In the US, it's 'fall;' in the UK, it's 'autumn.'
Hi again, and welcome back to Seattle Learning Academy's American English pronunciation podcast. My name is Mandy, and this is our 187th episode.
Before I begin, let me remind you that you can find the transcripts for this, and all of our episodes by going to www.pronuncian.com/podcast. Also, I'll link to the free aw sound lesson as well as other free lessons associated with this episode from this episode's transcript page.
I really wanted to do a podcast about the word autumn, since the days have just turned cool and damp here in Seattle, Washington. We can learn a lot from the word autumn, like the aw sound spelled au and the alveolar tap (which probably sounds like a quick d sound to most of you and the silent n in words that end in the letters -mn. All that is is the word autumn and is great stuff. Except a quick bit of research convinced me that most Americans don't use the term autumn for the season that follows summer. Instead, most Americans use the term fall. Well, what to do, what to do?
First, discussing the word fall opens up a place to discuss the a-l-l pronunciation, which is also worth mentioning. Then, we can still learn about the word autumn, since all the topics around that word work for other words as well.
Ready? Let's begin with the pronunciation of the vowel sound in the word fall. That vowel sound is the aw sound (which is also the sound in the word dog). The aw sound is pronounced (aw sound). Can you hear it in the word fall, (aw sound, fall)? Our aw sound lesson lists quite a few possible spellings for the aw sound, including:
- a-w as in law
- the letter o as in dog
- a-u as in author
- a-u-g-h as in daughter
- o-u-g-h when it's followed by t, as in brought
- and the letter a when it follows w, as in the word want
The word fall, however, doesn't fit any of those spelling patterns.
I began wondering how common the aw sound is in words like fall, so I got out my frequency dictionary to see if there was a pattern that I missed. I checked for any word that includes the a-l-l spelling, and I found quite a few words in the top 5000 most-frequent words in American English. The biggest chunk of words used the a-l-l spelling as part of the -ally suffix pattern or were located in an unstressed syllable of a word, and so the letter a was reduced to schwa.

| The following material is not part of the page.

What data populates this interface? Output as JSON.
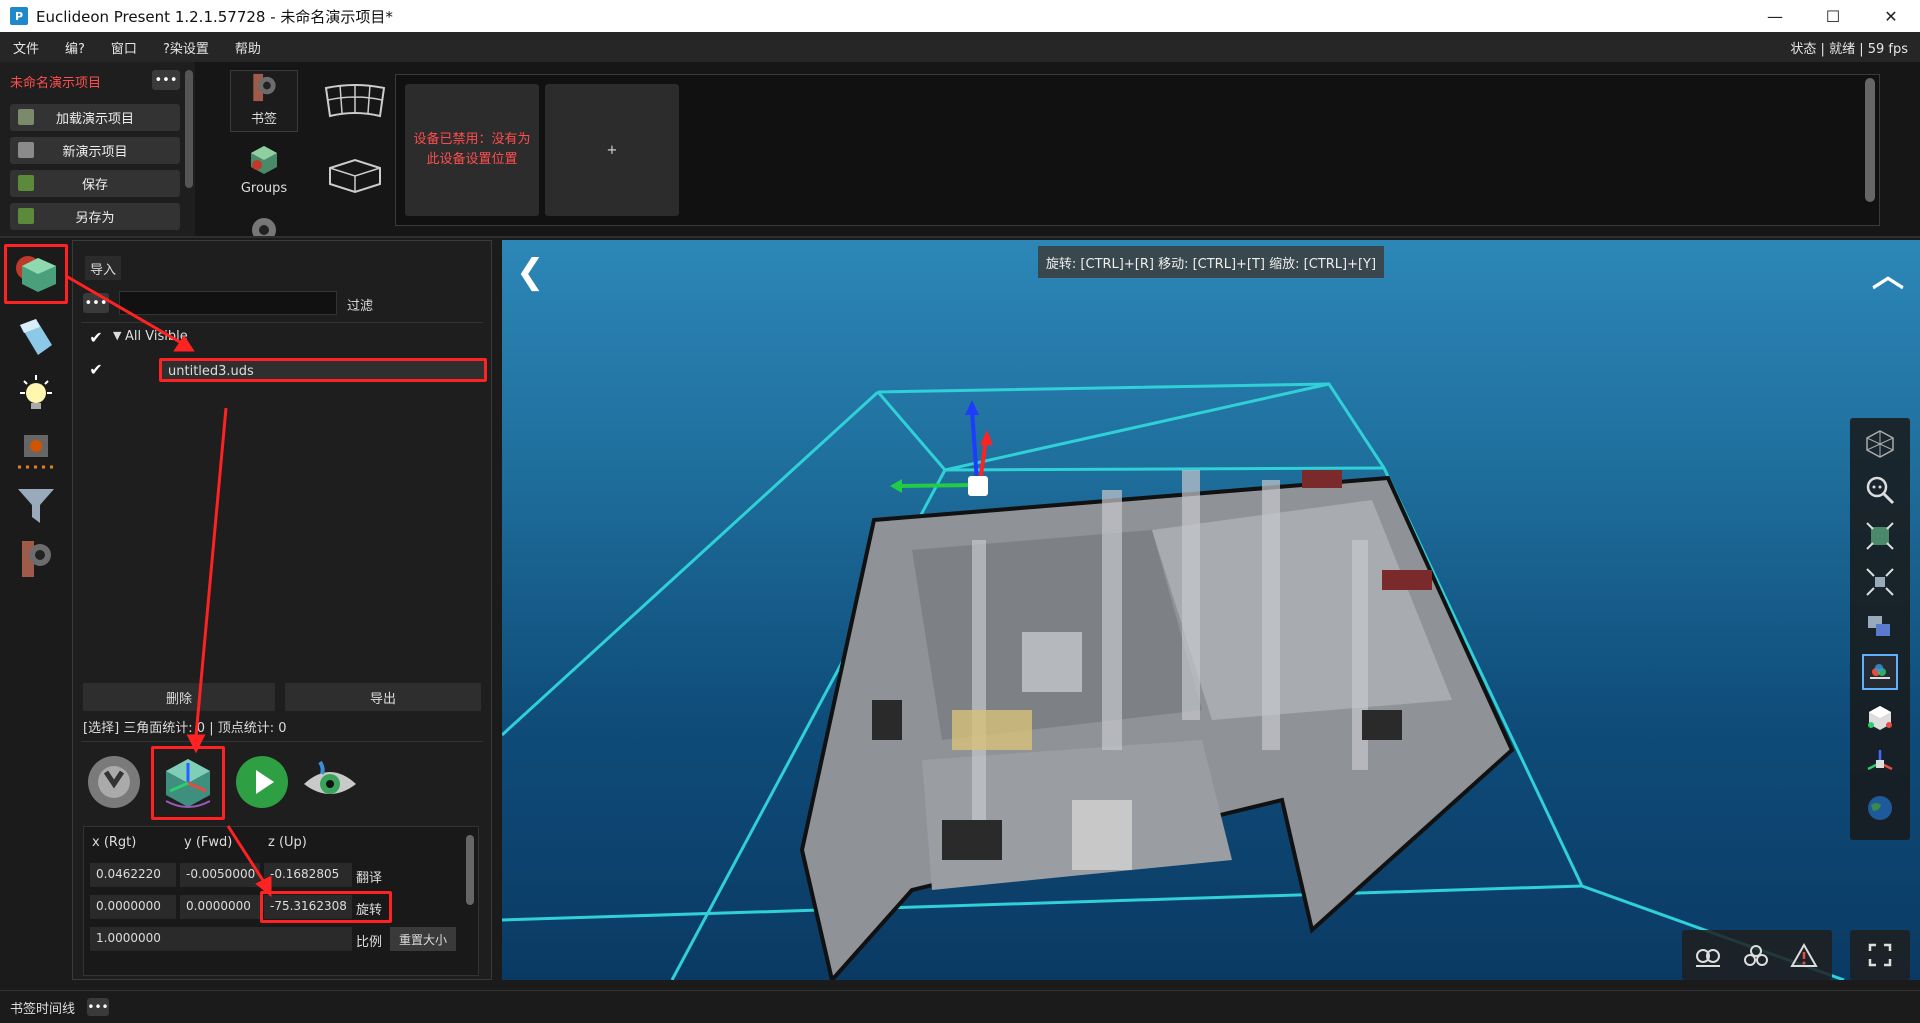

When I looked at only stressed syllables or single-syllable words, two different pronunciations stood out: the aw sound and the short a sound. The short a sound was in the words allegation, alley, ally, ballot, rally, and valley. The rest of the words were all the aw sound, including: all, ball, call, fall, hall, install, mall, recall, small, tall, and wall. There were also compound words that built off of those words in the list as well.

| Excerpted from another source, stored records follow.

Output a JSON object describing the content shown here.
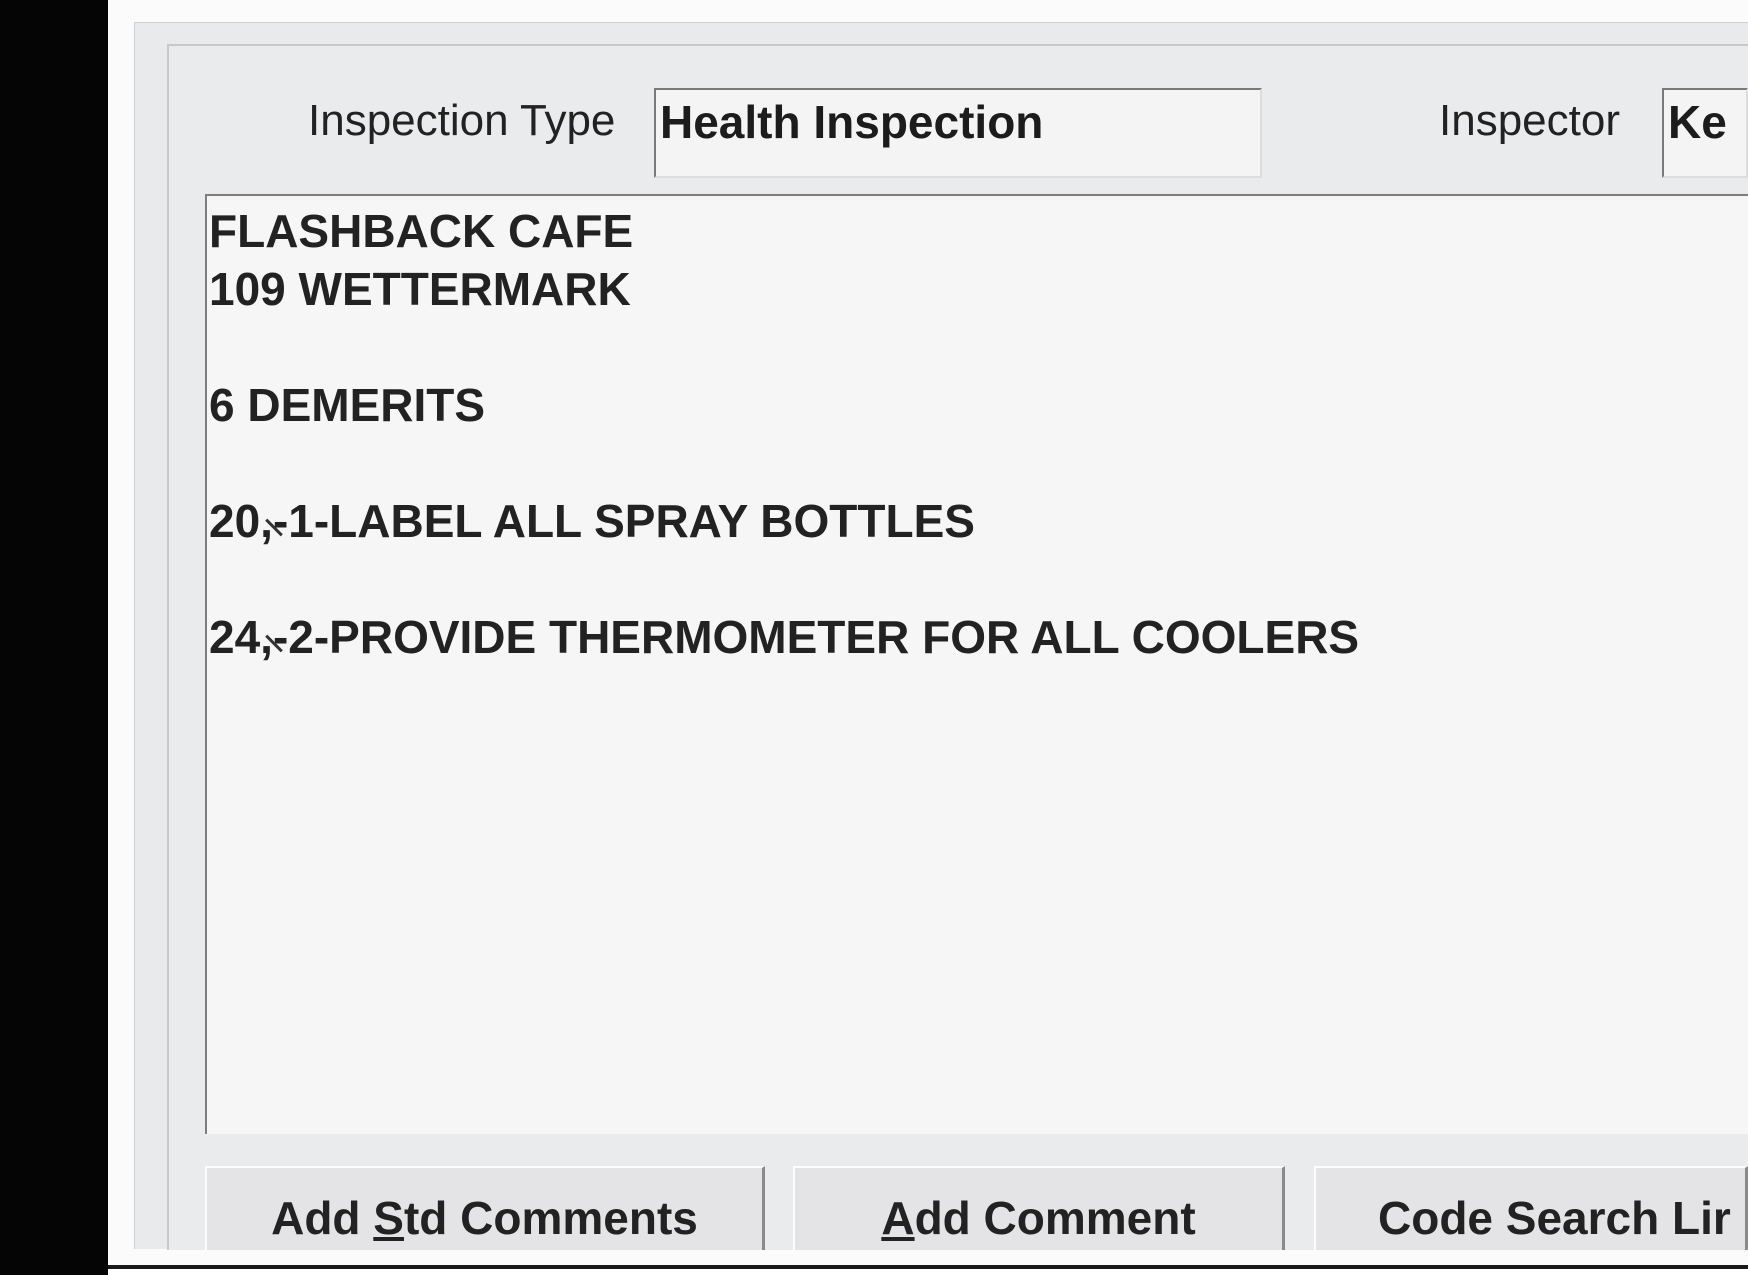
{
  "header": {
    "inspection_type_label": "Inspection Type",
    "inspection_type_value": "Health Inspection",
    "inspector_label": "Inspector",
    "inspector_value": "Ke"
  },
  "comments": {
    "lines": [
      "FLASHBACK CAFE",
      "109 WETTERMARK",
      "6 DEMERITS",
      "20,-1-LABEL ALL SPRAY BOTTLES",
      "24,-2-PROVIDE THERMOMETER FOR ALL COOLERS"
    ]
  },
  "buttons": {
    "add_std_comments": {
      "pre": "Add ",
      "accel": "S",
      "post": "td Comments"
    },
    "add_comment": {
      "pre": "",
      "accel": "A",
      "post": "dd Comment"
    },
    "code_search": {
      "label": "Code Search Lir"
    }
  }
}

What does this mean? Well, it means that I might add a+ll as a common spelling for the aw sound, with a note that some words that have this spelling are pronounced with a short a sound. What do you think? Should I add this spelling, or are the 6 spellings that currently exist in the lesson enough and adding a seventh would be just too much information?

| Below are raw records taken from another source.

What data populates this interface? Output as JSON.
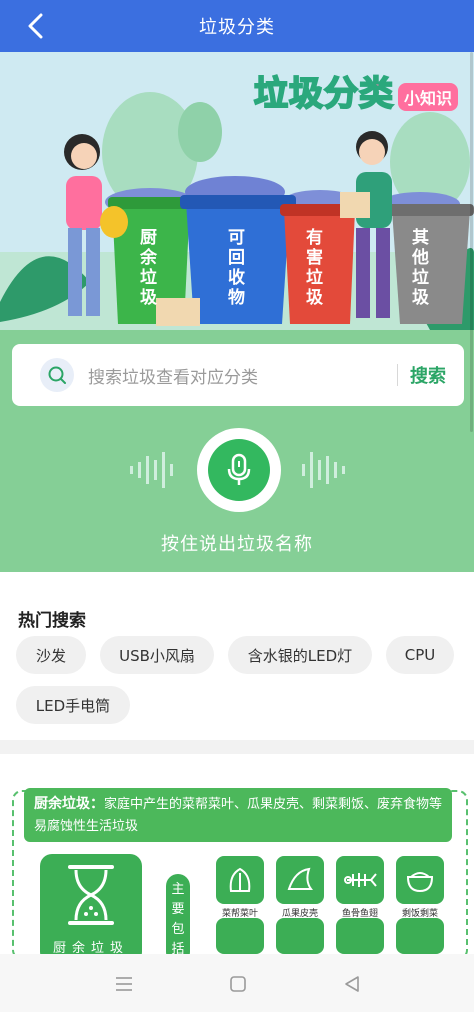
{
  "header": {
    "title": "垃圾分类"
  },
  "banner": {
    "title_big": "垃圾分类",
    "title_small": "小知识",
    "bins": [
      {
        "label": "厨余垃圾",
        "color": "#3cb54a"
      },
      {
        "label": "可回收物",
        "color": "#2f6fd6"
      },
      {
        "label": "有害垃圾",
        "color": "#e34a3a"
      },
      {
        "label": "其他垃圾",
        "color": "#8a8a8a"
      }
    ]
  },
  "search": {
    "placeholder": "搜索垃圾查看对应分类",
    "button": "搜索"
  },
  "voice": {
    "hint": "按住说出垃圾名称"
  },
  "hot": {
    "title": "热门搜索",
    "tags": [
      "沙发",
      "USB小风扇",
      "含水银的LED灯",
      "CPU",
      "LED手电筒"
    ]
  },
  "category": {
    "label": "厨余垃圾：",
    "description": "家庭中产生的菜帮菜叶、瓜果皮壳、剩菜剩饭、废弃食物等易腐蚀性生活垃圾",
    "name": "厨余垃圾",
    "includes_label": "主要包括",
    "items": [
      "菜帮菜叶",
      "瓜果皮壳",
      "鱼骨鱼翅",
      "剩饭剩菜"
    ]
  },
  "colors": {
    "accent_blue": "#3b6fe0",
    "accent_green": "#85cf96",
    "brand_green": "#3cae55"
  }
}
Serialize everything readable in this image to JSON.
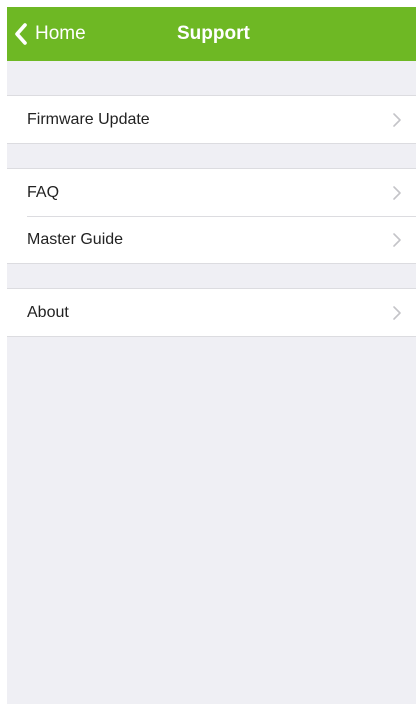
{
  "navbar": {
    "back_label": "Home",
    "title": "Support",
    "back_icon": "chevron-left-icon",
    "background_color": "#6eb824",
    "text_color": "#ffffff"
  },
  "groups": [
    {
      "items": [
        {
          "label": "Firmware Update",
          "icon": "chevron-right-icon"
        }
      ]
    },
    {
      "items": [
        {
          "label": "FAQ",
          "icon": "chevron-right-icon"
        },
        {
          "label": "Master Guide",
          "icon": "chevron-right-icon"
        }
      ]
    },
    {
      "items": [
        {
          "label": "About",
          "icon": "chevron-right-icon"
        }
      ]
    }
  ],
  "colors": {
    "page_background": "#efeff4",
    "cell_background": "#ffffff",
    "separator": "#dcdce0",
    "chevron": "#c4c4c8"
  }
}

Now, in case you favor the word autumn over fall, let's touch on that pronunciation as well. First, if you were paying attention a bit ago, you heard a-u as a common spelling for the aw sound. The word autumn fits in perfectly, and is also pronounced with the aw sound. Then, if you're speaking in an American accent, that t in the middle of the word will be pronounced as an alveolar tap and will sound like a quick d sound because the /t/ is between vowel sounds. Then we have that rather uncommon -mn ending on the word. In words that end in -mn, the n is silent and we only have only the m sound. Other words ending in -mn are column, condemn, the curse word damn and the words hymn (h-y-m-n), and solemn. So you can see that there aren't a lot of high-frequency words with this spelling.
If you're interested in more than the free lessons I'll link to from this episode's transcript page, you can also purchase the book, Pronunciation Pages 2, which includes that lesson with all of the aw sound spellings and the word lists that you can use for building your own muscle memory. The book, whether you buy it in physical form or as a download, includes MP3 audio so you can compare your speech to a native speaker's. Find information at www.pronuncian.com/products.
That's all for today, everyone. This has been a Seattle Learning Academy digital publication. SLA is where the world comes to learn. Thanks for listening. Bye-bye.
Resources: Davies, Mark, and Dee Gardner. A Frequency Dictionary of Contemporary American English: Word Sketches, Collocates, and Thematic Lists. London: Routledge, 2010. Print.
Illustration by Juliejohn1 (Own work) [CC0], via Wikimedia Commons